I am one of those people. Whether it’s a government program or funded by private entrepreneurs like SpaceX and Virgin Galactic, and whether it’s a base on the Moon or a colony on Mars, those are details. The Moon is nearby and completely airless, washed by the harsh radiation of the solar wind. Mars is farther away and has more available resources, including an atmosphere rich in carbon dioxide2 and possibly water in the form of ice, but it still gets a hard blast of radiation because Mars’s core is dead and no longer generating a magnetic field.

Either choice will be hard and will launch us on a new wave of technological discovery. Given the logistics and the ambient environment associated with either place, it would be easier to build a five-star hotel with an Olympic-sized swimming pool on the peak of Mount Everest—or, say, at Camp 4 on the South Col of the mountain, which approaches the “death zone” and its lack of breathable oxygen. Or you could build the same resort 500 meters (1,640 feet) down in the Red Sea. That would probably be easier, because years of submarine building have taught us how to handle water pressure at those depths.

But we will go, if not in this century, then in the next. Once we were a land-wandering people who only looked out on the deep blue with longing, until we acquired the technology to cross the oceans. Now we are an ocean-faring people—a people who routinely fly over the ocean’s vast barrier—who look at the deep black among the stars with longing.

One day, we will go there. And then it will be easy.

1. Except for the Vikings, who had ventured out long before and discovered and settled Iceland, Greenland, and—so rumor has it—Newfoundland.
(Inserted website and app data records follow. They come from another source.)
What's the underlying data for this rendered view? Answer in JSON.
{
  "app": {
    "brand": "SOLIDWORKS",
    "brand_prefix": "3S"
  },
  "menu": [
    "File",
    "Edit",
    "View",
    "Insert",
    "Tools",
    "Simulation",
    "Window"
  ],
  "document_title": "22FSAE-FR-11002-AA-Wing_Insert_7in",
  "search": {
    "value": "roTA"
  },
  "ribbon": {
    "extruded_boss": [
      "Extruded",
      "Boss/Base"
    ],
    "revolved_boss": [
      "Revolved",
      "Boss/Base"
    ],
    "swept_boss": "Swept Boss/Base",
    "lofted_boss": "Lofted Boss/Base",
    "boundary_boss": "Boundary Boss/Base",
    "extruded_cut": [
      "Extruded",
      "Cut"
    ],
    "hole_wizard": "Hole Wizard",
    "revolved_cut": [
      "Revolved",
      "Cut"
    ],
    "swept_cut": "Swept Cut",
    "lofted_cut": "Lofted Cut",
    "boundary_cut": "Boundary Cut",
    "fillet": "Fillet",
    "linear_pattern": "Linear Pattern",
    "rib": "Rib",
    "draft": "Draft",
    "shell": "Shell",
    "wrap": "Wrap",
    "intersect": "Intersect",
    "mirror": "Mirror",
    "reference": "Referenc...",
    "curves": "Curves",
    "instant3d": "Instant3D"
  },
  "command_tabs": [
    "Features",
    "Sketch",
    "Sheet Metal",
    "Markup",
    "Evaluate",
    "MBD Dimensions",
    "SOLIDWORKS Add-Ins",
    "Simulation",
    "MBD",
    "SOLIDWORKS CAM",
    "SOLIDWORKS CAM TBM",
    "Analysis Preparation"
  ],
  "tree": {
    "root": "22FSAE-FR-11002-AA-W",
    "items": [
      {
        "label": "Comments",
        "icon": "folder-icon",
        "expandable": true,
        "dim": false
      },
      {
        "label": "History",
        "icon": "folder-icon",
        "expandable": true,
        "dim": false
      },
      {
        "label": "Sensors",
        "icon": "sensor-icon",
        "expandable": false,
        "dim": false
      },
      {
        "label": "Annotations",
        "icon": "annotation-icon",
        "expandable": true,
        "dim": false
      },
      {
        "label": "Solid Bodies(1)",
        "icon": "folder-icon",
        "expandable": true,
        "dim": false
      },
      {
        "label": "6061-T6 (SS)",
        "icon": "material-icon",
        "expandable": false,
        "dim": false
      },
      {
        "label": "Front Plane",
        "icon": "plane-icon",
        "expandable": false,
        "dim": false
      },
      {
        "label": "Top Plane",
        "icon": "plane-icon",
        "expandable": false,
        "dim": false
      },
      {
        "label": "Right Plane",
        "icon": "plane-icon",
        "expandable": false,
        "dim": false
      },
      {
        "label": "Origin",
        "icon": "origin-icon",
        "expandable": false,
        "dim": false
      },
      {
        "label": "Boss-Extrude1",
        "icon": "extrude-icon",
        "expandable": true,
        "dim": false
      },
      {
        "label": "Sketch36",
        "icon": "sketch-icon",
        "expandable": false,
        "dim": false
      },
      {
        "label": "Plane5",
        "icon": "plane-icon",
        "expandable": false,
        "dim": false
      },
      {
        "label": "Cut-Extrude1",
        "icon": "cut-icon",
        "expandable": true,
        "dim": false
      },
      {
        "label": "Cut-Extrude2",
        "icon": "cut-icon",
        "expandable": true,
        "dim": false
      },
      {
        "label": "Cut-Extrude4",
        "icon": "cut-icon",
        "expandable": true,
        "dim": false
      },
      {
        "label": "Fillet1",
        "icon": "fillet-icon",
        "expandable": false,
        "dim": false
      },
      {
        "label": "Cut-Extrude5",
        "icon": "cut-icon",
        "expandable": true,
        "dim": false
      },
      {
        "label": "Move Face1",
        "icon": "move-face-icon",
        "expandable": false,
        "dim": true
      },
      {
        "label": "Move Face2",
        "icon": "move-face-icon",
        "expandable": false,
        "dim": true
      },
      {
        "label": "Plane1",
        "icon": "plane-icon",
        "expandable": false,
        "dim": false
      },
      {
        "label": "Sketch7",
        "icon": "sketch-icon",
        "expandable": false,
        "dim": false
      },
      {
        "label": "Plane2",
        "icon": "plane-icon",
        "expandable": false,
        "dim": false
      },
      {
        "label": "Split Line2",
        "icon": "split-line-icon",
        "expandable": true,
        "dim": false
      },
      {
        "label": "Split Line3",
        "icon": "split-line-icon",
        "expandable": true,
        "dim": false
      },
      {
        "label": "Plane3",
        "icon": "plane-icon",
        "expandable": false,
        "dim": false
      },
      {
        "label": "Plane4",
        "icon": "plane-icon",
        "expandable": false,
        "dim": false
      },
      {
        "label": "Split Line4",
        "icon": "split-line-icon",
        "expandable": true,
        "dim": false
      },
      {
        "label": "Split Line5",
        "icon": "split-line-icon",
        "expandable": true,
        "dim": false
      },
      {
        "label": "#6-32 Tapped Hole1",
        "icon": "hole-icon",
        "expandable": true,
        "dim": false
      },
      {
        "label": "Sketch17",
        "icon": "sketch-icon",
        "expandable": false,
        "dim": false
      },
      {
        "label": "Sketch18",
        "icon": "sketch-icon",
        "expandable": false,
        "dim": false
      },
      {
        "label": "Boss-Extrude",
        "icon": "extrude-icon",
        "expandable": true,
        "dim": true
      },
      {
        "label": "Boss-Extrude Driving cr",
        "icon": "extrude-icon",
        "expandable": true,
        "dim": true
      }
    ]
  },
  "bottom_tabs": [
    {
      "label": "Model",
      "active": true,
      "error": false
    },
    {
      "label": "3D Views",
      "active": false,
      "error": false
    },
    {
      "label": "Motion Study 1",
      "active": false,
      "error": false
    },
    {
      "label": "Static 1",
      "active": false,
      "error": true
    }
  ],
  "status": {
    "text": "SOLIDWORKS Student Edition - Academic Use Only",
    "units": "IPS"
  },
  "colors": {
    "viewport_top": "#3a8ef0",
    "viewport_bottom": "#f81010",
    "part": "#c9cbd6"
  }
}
Of course, the greatest migration into the Americas came at the end of the last Ice Age, when Siberian hunters crossed the land bridge that is now the Bering Strait and flooded both the northern and southern continents.

2. Mars’s atmosphere, however, with a pressure less than one percent that of Earth’s, would qualify as a good laboratory vacuum with trace gases.